You probably haven’t paid close attention to the details of the new trade deal with Mexico and Canada, and who can blame you? It is blindingly technical and complex. (And if you are reading this post, you are far more of a policy junkie than most voters.)
That’s Trump’s gamble. He wins on the headlines—he was tough with both the Mexicans and the Canadians, and few people pay attention to the fine print.
What’s in the fine print? Some good stuff and some bad stuff.
For instance, the deal requires wages of at least $16 an hour in the auto industry to qualify for tariff-free treatment, which will keep more jobs in Canada and the U.S. as it pressures Mexico to raise wages. New content provisions also favor domestic auto manufacturing.

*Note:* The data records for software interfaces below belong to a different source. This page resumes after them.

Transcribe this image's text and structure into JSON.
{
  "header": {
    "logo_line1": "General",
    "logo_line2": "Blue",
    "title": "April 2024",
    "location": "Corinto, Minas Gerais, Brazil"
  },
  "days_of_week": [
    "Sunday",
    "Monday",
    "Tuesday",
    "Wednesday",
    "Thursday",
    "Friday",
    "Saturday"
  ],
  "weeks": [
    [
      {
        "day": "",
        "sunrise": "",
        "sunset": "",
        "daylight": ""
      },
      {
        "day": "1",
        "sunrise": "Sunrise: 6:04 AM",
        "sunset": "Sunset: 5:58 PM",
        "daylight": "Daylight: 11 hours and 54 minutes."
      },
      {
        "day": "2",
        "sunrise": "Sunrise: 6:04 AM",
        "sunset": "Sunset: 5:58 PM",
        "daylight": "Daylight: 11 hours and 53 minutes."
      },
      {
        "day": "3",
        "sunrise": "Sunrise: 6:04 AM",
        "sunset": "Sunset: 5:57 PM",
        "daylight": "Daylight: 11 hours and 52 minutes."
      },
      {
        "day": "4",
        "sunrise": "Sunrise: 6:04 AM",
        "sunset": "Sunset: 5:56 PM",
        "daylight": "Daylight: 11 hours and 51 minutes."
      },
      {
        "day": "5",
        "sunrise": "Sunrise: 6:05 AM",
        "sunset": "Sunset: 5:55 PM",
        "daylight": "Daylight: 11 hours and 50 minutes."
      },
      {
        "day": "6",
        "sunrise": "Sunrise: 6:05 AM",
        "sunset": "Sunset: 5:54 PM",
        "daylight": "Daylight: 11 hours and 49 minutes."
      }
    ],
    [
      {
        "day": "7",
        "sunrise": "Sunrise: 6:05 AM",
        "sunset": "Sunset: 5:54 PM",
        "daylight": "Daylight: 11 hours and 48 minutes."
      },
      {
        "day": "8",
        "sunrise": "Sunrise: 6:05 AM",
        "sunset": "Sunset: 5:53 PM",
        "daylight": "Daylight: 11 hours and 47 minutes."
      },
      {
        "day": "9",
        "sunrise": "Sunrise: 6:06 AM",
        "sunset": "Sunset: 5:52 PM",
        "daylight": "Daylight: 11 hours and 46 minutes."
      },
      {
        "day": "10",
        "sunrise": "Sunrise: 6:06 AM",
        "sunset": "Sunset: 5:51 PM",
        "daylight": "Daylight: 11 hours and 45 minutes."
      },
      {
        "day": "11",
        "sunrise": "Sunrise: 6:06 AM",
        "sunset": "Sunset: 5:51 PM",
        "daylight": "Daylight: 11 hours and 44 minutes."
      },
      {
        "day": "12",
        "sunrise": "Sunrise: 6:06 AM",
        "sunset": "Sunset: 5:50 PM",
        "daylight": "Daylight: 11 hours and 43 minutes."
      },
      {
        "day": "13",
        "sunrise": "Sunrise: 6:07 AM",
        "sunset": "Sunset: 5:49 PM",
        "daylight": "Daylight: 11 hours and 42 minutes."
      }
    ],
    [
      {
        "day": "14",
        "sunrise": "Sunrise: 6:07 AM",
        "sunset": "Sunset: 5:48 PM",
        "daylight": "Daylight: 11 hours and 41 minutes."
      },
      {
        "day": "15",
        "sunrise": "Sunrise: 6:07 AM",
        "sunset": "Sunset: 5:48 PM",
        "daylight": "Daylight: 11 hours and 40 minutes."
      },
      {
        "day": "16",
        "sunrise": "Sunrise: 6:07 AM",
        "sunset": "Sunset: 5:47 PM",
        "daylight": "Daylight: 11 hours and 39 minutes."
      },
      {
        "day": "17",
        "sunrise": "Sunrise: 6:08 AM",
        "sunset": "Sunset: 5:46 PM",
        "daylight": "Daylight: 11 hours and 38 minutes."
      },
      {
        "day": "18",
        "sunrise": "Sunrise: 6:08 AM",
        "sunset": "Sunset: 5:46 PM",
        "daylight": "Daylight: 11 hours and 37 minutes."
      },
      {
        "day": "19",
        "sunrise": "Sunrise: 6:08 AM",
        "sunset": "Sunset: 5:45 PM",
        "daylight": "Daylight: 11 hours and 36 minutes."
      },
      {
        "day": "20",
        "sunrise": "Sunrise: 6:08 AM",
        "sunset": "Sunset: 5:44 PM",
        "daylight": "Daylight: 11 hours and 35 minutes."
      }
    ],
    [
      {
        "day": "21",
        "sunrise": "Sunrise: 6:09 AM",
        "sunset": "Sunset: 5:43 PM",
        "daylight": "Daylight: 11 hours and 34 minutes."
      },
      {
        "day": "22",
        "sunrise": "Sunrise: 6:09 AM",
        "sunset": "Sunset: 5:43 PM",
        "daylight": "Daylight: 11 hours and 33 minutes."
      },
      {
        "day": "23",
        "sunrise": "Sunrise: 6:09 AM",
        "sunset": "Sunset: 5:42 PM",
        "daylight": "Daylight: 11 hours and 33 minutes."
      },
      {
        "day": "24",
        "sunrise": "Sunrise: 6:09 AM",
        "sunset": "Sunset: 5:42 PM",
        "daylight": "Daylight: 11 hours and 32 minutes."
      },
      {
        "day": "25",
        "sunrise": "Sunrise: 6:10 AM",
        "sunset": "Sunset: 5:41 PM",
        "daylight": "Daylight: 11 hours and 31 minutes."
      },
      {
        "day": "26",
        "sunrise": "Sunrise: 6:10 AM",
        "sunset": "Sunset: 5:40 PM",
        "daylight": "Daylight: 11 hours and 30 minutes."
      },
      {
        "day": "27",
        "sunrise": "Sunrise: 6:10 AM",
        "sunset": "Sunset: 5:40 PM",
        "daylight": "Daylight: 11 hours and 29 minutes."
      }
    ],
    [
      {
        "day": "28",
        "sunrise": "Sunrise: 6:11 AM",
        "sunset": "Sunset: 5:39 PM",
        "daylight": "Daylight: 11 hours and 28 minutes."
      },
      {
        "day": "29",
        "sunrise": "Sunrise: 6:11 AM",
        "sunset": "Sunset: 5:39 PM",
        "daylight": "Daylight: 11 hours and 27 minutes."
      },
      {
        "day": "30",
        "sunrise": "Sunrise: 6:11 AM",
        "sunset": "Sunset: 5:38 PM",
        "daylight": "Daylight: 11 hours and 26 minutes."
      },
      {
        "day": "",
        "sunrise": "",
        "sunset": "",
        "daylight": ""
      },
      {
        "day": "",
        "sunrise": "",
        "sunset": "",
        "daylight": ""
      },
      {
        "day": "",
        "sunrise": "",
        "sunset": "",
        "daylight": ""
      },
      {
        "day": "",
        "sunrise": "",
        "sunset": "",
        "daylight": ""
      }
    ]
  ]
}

It gets rid of the worst “investor-state” provisions that allow corporations make end-runs to special kangaroo courts to challenge health, safety, and environmental regulations as allegedly trade-distorting, though it allows new loopholes. It also permits the U.S. to restrict Mexican trucks that do not meet U.S. safety or environmental standards.
On the negative side, the deal weakens several categories of environmental enforcement. It gives drug companies expanded patent protections that will raise the costs of medicine in all three countries. And it weakens food safety and inspection rules.
For a full cheat sheet on what’s in the deal, check out this summary from Public Citizen.
Bottom line, the deal is slightly better on labor and regulation generally, and notably worse on consumer and environmental provisions. So far, the major unions have withheld any endorsement, as have consumer and environmental groups.
It’s an instructive case of Trump hoping to split the opposition. So far, it hasn’t worked and the deal still needs to be approved by Congress. But it will take a fair amount of public education to prevent Trump from using it as a winner in November.
One big offset: Trump is doing nothing constructive (and much that is destructive) on the far more consequential question of trade relations with China, whose brand of state capitalism keeps taking the American economy to the cleaners.
For now, score Trump and trade as a draw. It’s up to progressives to make sure it’s a loser for him.